Featured Post


This essay is a very belated response to a " part 1 " published in February 2015. The gist of that essay was a response to a corre...

Friday, January 27, 2012


“Human activity is not entirely reducible to processes of production and conservation, and consumption must be divided into two distinct parts.  The first reducible part is represented by the use of the minimum necessary for the conservation of life and the continuation of the individuals’ productive activity in a given society; it is therefore a question simply of the fundamental condition of productive activity.  The second part is represented by so-called unproductive expenditures: luxury, mourning, war, cults, the construction of sumptuary monuments, games, spectacles, arts, perverse sexual activity (i.e. deflected from genital finality) - all these represent activities which, at least in primitive circumstances, have no end beyond themselves.  Now it is necessary to reserve the use of the word expenditure for the designation of these unproductive forms, and not for the designation of all the modes of consumption that serve as a means to the end of production.”—Bataille, “The Notion of Expenditure.”

I’ve recently finished a short biography of Georges Bataille by Stuart Kendall. Like most biographies, it’s most interesting in its first half, when it’s explicating how the subject of the bio came to articulate his particular set of beliefs, passions or skills, and then the second half falls off a little, descending into assorted details that pave the way to the grave, so to speak. Kendall’s most interesting observation is as follows:

Bataille’s sngle most significant essay, ‘The Notion of Expediture,’ inverts the classical—and hence, also the Marxist—economy model by insisting that consumption rather than production determines the nature and goals of culture.

I've recently completed a response for Sequart to the Bataillean concepts on a separate theme, so I'll quote myself from that forthcoming essay:

As seen in the opening quote, “expenditure” is Bataille’s term for one of two aspects of the cultural process of consuming things; elsewhere Bataille plainly distinguishes this aspect from anything related to “production and conservation.” Marx defined all aspects of culture through the consideration of who controlled the means of production, and proposed socialism as a solution to the problem of alienated labor. But if Bataille is right, then a more fundamental and inescapable alienation exists between the two aspects of consumption: the desire to conserve and the desire to expend.

And again:

Whether the creator is an archaic Icelandic skald or a modern purveyor of artcomics, he earns his daily bread by offering cultural experiences that “have no end beyond themselves.” A cash nexus supports the exchange between artist and audience, but as Bataille suggests, this “process of acquisition” has simply layered over a more fundamental form of exchange. No artist exists without influence from his real or potential audience, even as that audience changes in response to the more provocative attempts to find the audience’s favor. This egalitarian reading stands in stark contrast to the elitist vision of an avant-gardist like Clement Greenberg, propounding the romantic notion of unalloyed geniuses leading pliable audiences into the promised land of enlightenment.

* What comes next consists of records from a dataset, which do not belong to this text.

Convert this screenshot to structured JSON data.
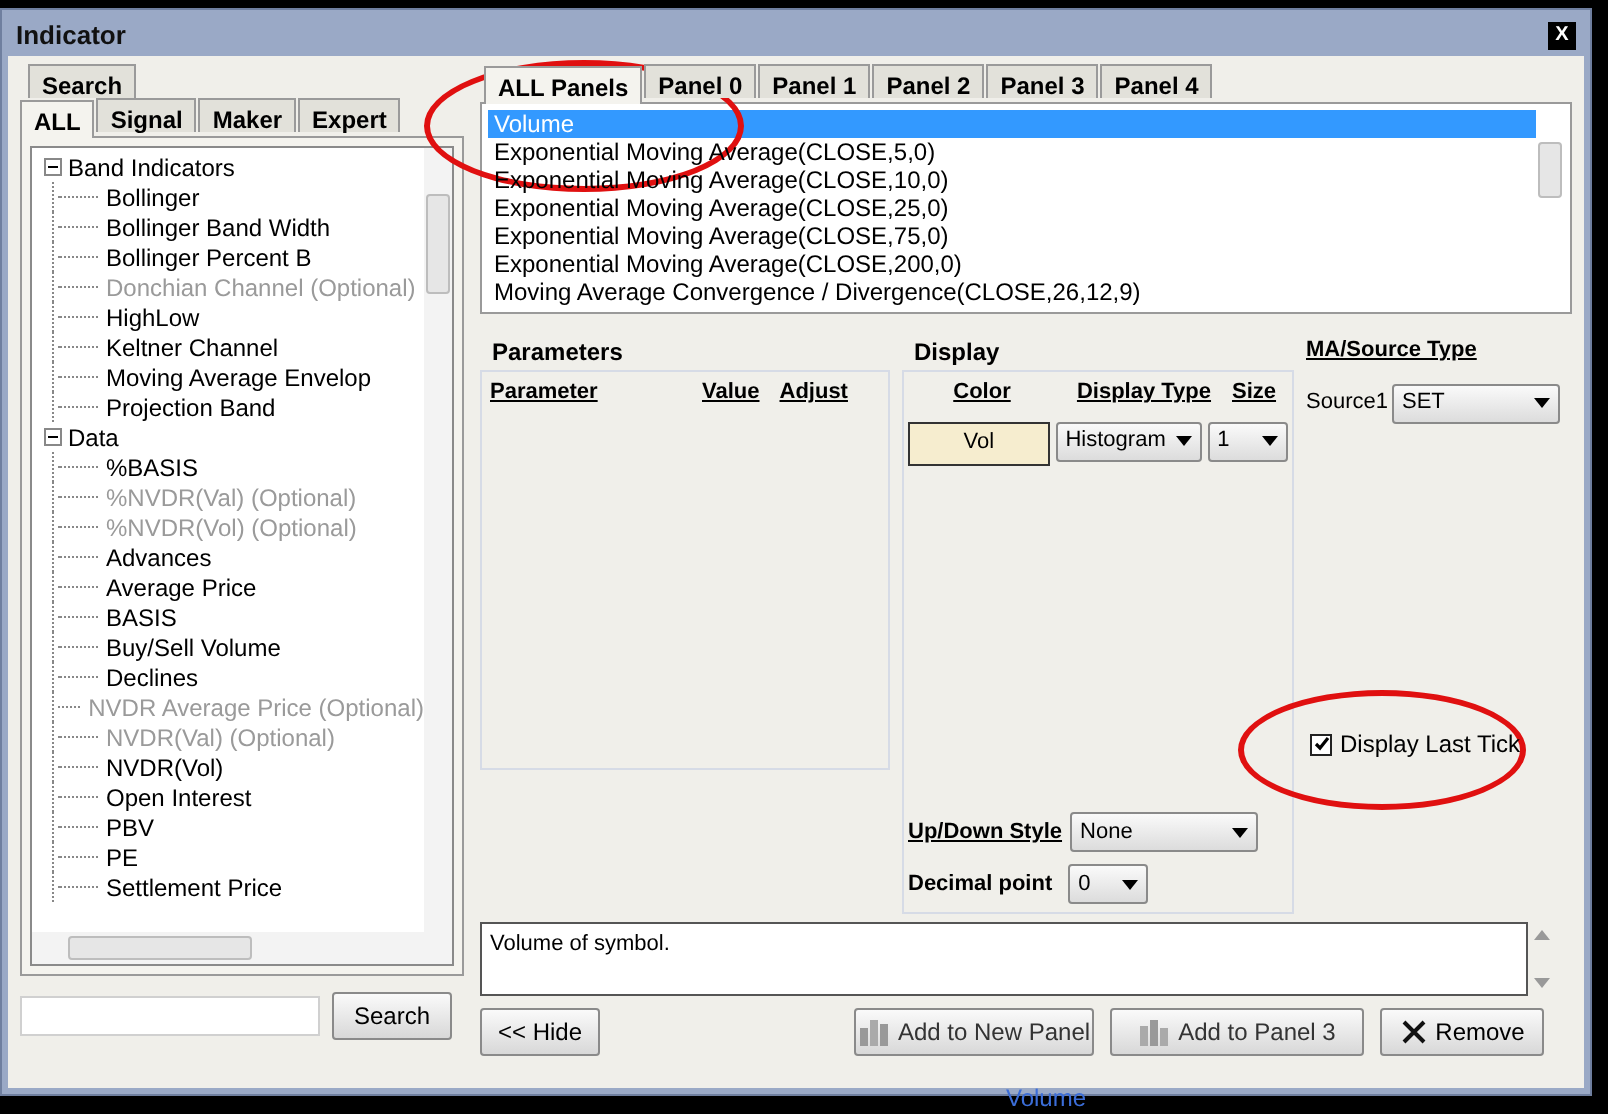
{
  "window": {
    "title": "Indicator",
    "close": "X"
  },
  "left_tabs": {
    "back_row": [
      {
        "label": "Search",
        "selected": false
      }
    ],
    "front_row": [
      {
        "label": "ALL",
        "selected": true
      },
      {
        "label": "Signal",
        "selected": false
      },
      {
        "label": "Maker",
        "selected": false
      },
      {
        "label": "Expert",
        "selected": false
      }
    ]
  },
  "tree": [
    {
      "label": "Band Indicators",
      "expanded": true,
      "children": [
        {
          "label": "Bollinger",
          "disabled": false
        },
        {
          "label": "Bollinger Band Width",
          "disabled": false
        },
        {
          "label": "Bollinger Percent B",
          "disabled": false
        },
        {
          "label": "Donchian Channel (Optional)",
          "disabled": true
        },
        {
          "label": "HighLow",
          "disabled": false
        },
        {
          "label": "Keltner Channel",
          "disabled": false
        },
        {
          "label": "Moving Average Envelop",
          "disabled": false
        },
        {
          "label": "Projection Band",
          "disabled": false
        }
      ]
    },
    {
      "label": "Data",
      "expanded": true,
      "children": [
        {
          "label": "%BASIS",
          "disabled": false
        },
        {
          "label": "%NVDR(Val) (Optional)",
          "disabled": true
        },
        {
          "label": "%NVDR(Vol) (Optional)",
          "disabled": true
        },
        {
          "label": "Advances",
          "disabled": false
        },
        {
          "label": "Average Price",
          "disabled": false
        },
        {
          "label": "BASIS",
          "disabled": false
        },
        {
          "label": "Buy/Sell Volume",
          "disabled": false
        },
        {
          "label": "Declines",
          "disabled": false
        },
        {
          "label": "NVDR Average Price (Optional)",
          "disabled": true
        },
        {
          "label": "NVDR(Val) (Optional)",
          "disabled": true
        },
        {
          "label": "NVDR(Vol)",
          "disabled": false
        },
        {
          "label": "Open Interest",
          "disabled": false
        },
        {
          "label": "PBV",
          "disabled": false
        },
        {
          "label": "PE",
          "disabled": false
        },
        {
          "label": "Settlement Price",
          "disabled": false
        }
      ]
    }
  ],
  "search_button": "Search",
  "hide_button": "<< Hide",
  "panel_tabs": [
    {
      "label": "ALL Panels",
      "selected": true
    },
    {
      "label": "Panel 0",
      "selected": false
    },
    {
      "label": "Panel 1",
      "selected": false
    },
    {
      "label": "Panel 2",
      "selected": false
    },
    {
      "label": "Panel 3",
      "selected": false
    },
    {
      "label": "Panel 4",
      "selected": false
    }
  ],
  "indicators": [
    {
      "label": "Volume",
      "selected": true
    },
    {
      "label": "Exponential Moving Average(CLOSE,5,0)",
      "selected": false
    },
    {
      "label": "Exponential Moving Average(CLOSE,10,0)",
      "selected": false
    },
    {
      "label": "Exponential Moving Average(CLOSE,25,0)",
      "selected": false
    },
    {
      "label": "Exponential Moving Average(CLOSE,75,0)",
      "selected": false
    },
    {
      "label": "Exponential Moving Average(CLOSE,200,0)",
      "selected": false
    },
    {
      "label": "Moving Average Convergence / Divergence(CLOSE,26,12,9)",
      "selected": false
    }
  ],
  "parameters": {
    "title": "Parameters",
    "columns": [
      "Parameter",
      "Value",
      "Adjust"
    ]
  },
  "display": {
    "title": "Display",
    "columns": [
      "Color",
      "Display Type",
      "Size"
    ],
    "color_label": "Vol",
    "display_type": "Histogram",
    "size": "1",
    "up_down_label": "Up/Down Style",
    "up_down_value": "None",
    "decimal_label": "Decimal point",
    "decimal_value": "0"
  },
  "ma_source": {
    "title": "MA/Source Type",
    "source_label": "Source1",
    "source_value": "SET",
    "display_last_tick": {
      "label": "Display Last Tick",
      "checked": true
    }
  },
  "description": "Volume of symbol.",
  "buttons": [
    {
      "label": "Add to New Panel",
      "kind": "add-new"
    },
    {
      "label": "Add to Panel 3",
      "kind": "add-panel"
    },
    {
      "label": "Remove",
      "kind": "remove"
    }
  ],
  "background_label": "Volume"
}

In essays like this one I’ve made no bones about my antipathy for Marxist ideology, but I confess that I haven’t explored on this blog Bataille’s formulations as an alternative to Marx’s focus on the infamous “means of production.”

Elswhere in the biography Kendall applies the Bataillean ideal of consumption to the concept of identity as mediated through fictional constructs:

Consumption is, in short, a means by which individuals negotiate their identities through expenditure.

I don't recall that Bataille makes use of the contemporary-sounding term "negotiation," but I agree with Kendall's interpretation and extend it a little further into terrain that Bataille, given his anti-idealist influences (Freud, Marx, Sade), would never have contemplated.

Bataille would probably have deemed both Joseph Campbell and his chief influence Carl Jung as overly oriented upon idealism, which Bataille despised due to both his personal history and his reading of Marx. But Jung and Campbell were far from being the foursquare defenders of Platonic Idealism that detractors claim. Both were invested in dynamic psychological processes akin to what Kendall calls “negotiation.” The principal difference between Bataille and Campbell is that Bataille focuses on images of destruction for his concept of expenditure, emphasizing customs like animal/human sacrifice and the Amerindian potlatch.  In contrast Campbell focuses on images of construction: on negotiating the identity of the world through piecing together its separable aspects: the cosmological, the metaphysical, the sociological and the psychological.  Such images of construction are also a means by which both a storyteller seeks to negotiate identity for his audiences by situating them in a world governed not by reason and logic-- which I relate to the "desire to conserve," a.k.a. Freud's "reality principle" and Jung's "directed thinking."  Instead, the worlds where mythic law pertains-- where the world is made out of the blood and bones of Ymir, or a hero who returns to his native realm ends up marrying his mother (or a semi-reasonable facsimile)-- are worlds of "unproductive expenditures."

Bataille's division of consumption into its useful and useless forms also suggests some interesting parallels with the work of Susanne Langer, which I plan to explore in Part 2.

No comments: